**Directions for this task**
Could you return each line of the material that has "heading" in it?

────────────────

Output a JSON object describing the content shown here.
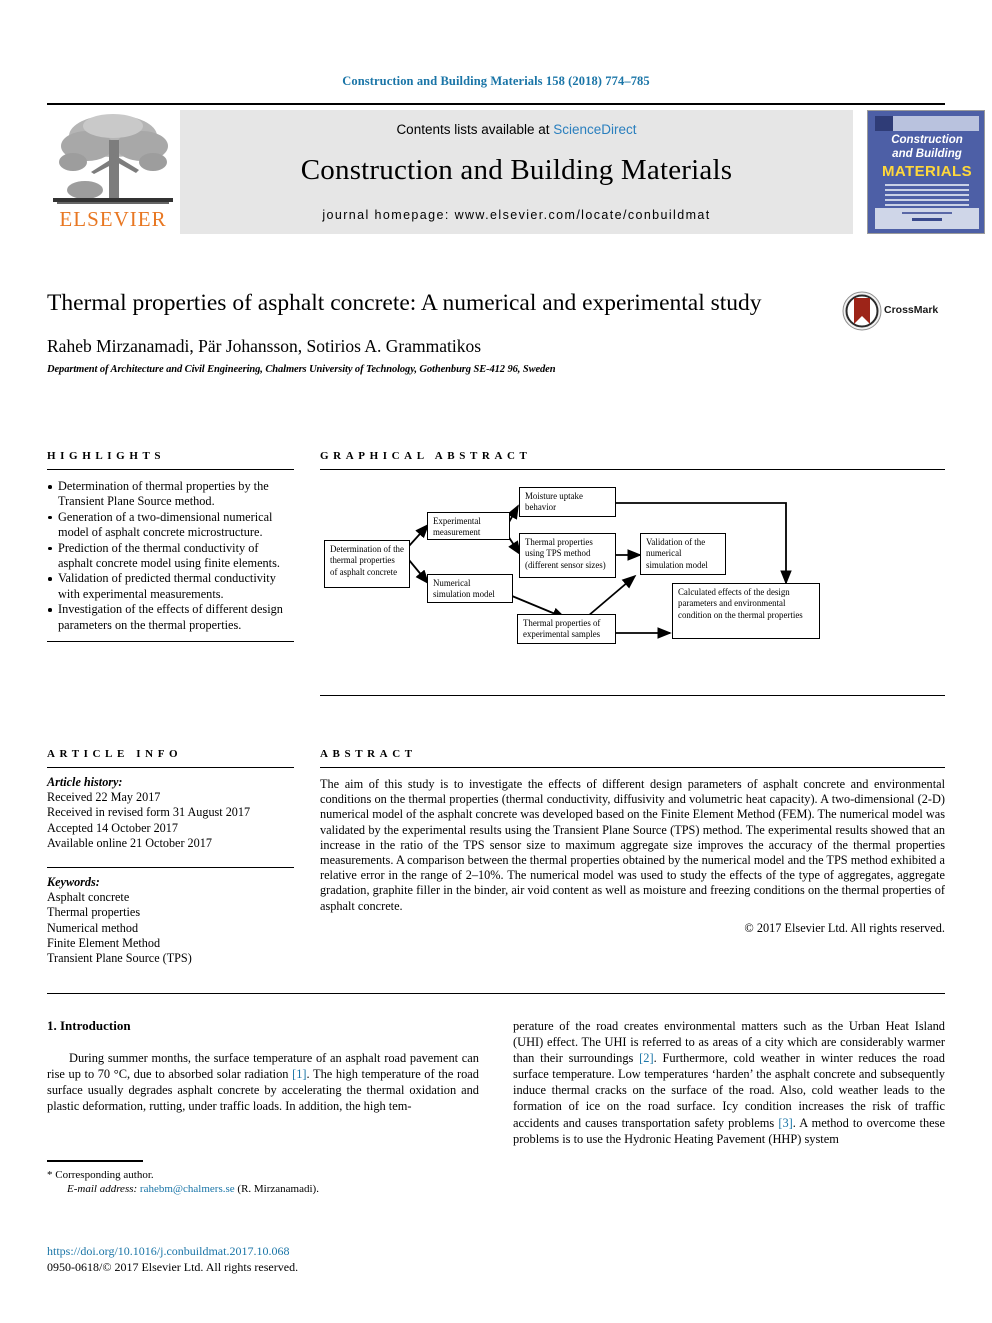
{
  "running_head": "Construction and Building Materials 158 (2018) 774–785",
  "masthead": {
    "contents_prefix": "Contents lists available at ",
    "sciencedirect": "ScienceDirect",
    "journal_title": "Construction and Building Materials",
    "homepage": "journal homepage: www.elsevier.com/locate/conbuildmat",
    "publisher_name": "ELSEVIER",
    "cover": {
      "line1": "Construction",
      "line2": "and Building",
      "line3": "MATERIALS"
    }
  },
  "article": {
    "title": "Thermal properties of asphalt concrete: A numerical and experimental study",
    "authors": "Raheb Mirzanamadi, Pär Johansson, Sotirios A. Grammatikos",
    "author_marker": "*",
    "affiliation": "Department of Architecture and Civil Engineering, Chalmers University of Technology, Gothenburg SE-412 96, Sweden",
    "crossmark_label": "CrossMark"
  },
  "highlights": {
    "heading": "Highlights",
    "items": [
      "Determination of thermal properties by the Transient Plane Source method.",
      "Generation of a two-dimensional numerical model of asphalt concrete microstructure.",
      "Prediction of the thermal conductivity of asphalt concrete model using finite elements.",
      "Validation of predicted thermal conductivity with experimental measurements.",
      "Investigation of the effects of different design parameters on the thermal properties."
    ]
  },
  "graphical_abstract": {
    "heading": "Graphical abstract",
    "boxes": [
      {
        "id": "determination",
        "text": "Determination of the thermal properties of asphalt concrete"
      },
      {
        "id": "experimental",
        "text": "Experimental measurement"
      },
      {
        "id": "numerical-model",
        "text": "Numerical simulation model"
      },
      {
        "id": "moisture",
        "text": "Moisture uptake behavior"
      },
      {
        "id": "tps-properties",
        "text": "Thermal properties using TPS method (different sensor sizes)"
      },
      {
        "id": "exp-properties",
        "text": "Thermal properties of experimental samples"
      },
      {
        "id": "validation",
        "text": "Validation of the numerical simulation model"
      },
      {
        "id": "calculated",
        "text": "Calculated effects of the design parameters and environmental condition on the thermal properties"
      }
    ]
  },
  "article_info": {
    "heading": "Article info",
    "history_label": "Article history:",
    "history": [
      "Received 22 May 2017",
      "Received in revised form 31 August 2017",
      "Accepted 14 October 2017",
      "Available online 21 October 2017"
    ],
    "keywords_label": "Keywords:",
    "keywords": [
      "Asphalt concrete",
      "Thermal properties",
      "Numerical method",
      "Finite Element Method",
      "Transient Plane Source (TPS)"
    ]
  },
  "abstract": {
    "heading": "Abstract",
    "text": "The aim of this study is to investigate the effects of different design parameters of asphalt concrete and environmental conditions on the thermal properties (thermal conductivity, diffusivity and volumetric heat capacity). A two-dimensional (2-D) numerical model of the asphalt concrete was developed based on the Finite Element Method (FEM). The numerical model was validated by the experimental results using the Transient Plane Source (TPS) method. The experimental results showed that an increase in the ratio of the TPS sensor size to maximum aggregate size improves the accuracy of the thermal properties measurements. A comparison between the thermal properties obtained by the numerical model and the TPS method exhibited a relative error in the range of 2–10%. The numerical model was used to study the effects of the type of aggregates, aggregate gradation, graphite filler in the binder, air void content as well as moisture and freezing conditions on the thermal properties of asphalt concrete.",
    "copyright": "© 2017 Elsevier Ltd. All rights reserved."
  },
  "introduction": {
    "section_title": "1. Introduction",
    "col1_part1": "During summer months, the surface temperature of an asphalt road pavement can rise up to 70 °C, due to absorbed solar radiation ",
    "ref1": "[1]",
    "col1_part2": ". The high temperature of the road surface usually degrades asphalt concrete by accelerating the thermal oxidation and plastic deformation, rutting, under traffic loads. In addition, the high tem-",
    "col2_part1": "perature of the road creates environmental matters such as the Urban Heat Island (UHI) effect. The UHI is referred to as areas of a city which are considerably warmer than their surroundings ",
    "ref2": "[2]",
    "col2_part2": ". Furthermore, cold weather in winter reduces the road surface temperature. Low temperatures ‘harden’ the asphalt concrete and subsequently induce thermal cracks on the surface of the road. Also, cold weather leads to the formation of ice on the road surface. Icy condition increases the risk of traffic accidents and causes transportation safety problems ",
    "ref3": "[3]",
    "col2_part3": ". A method to overcome these problems is to use the Hydronic Heating Pavement (HHP) system"
  },
  "footer": {
    "corresponding_marker": "*",
    "corresponding_text": "Corresponding author.",
    "email_label": "E-mail address:",
    "email": "rahebm@chalmers.se",
    "email_owner": "(R. Mirzanamadi).",
    "doi": "https://doi.org/10.1016/j.conbuildmat.2017.10.068",
    "issn_line": "0950-0618/© 2017 Elsevier Ltd. All rights reserved."
  },
  "colors": {
    "link_blue": "#1a75a7",
    "sciencedirect_blue": "#2a7fbe",
    "elsevier_orange": "#E87722",
    "cover_blue": "#4d5fa6",
    "crossmark_red": "#9d2418"
  }
}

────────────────

**Your solution**
    "heading": "Highlights",
    "heading": "Graphical abstract",
    "heading": "Article info",
    "heading": "Abstract",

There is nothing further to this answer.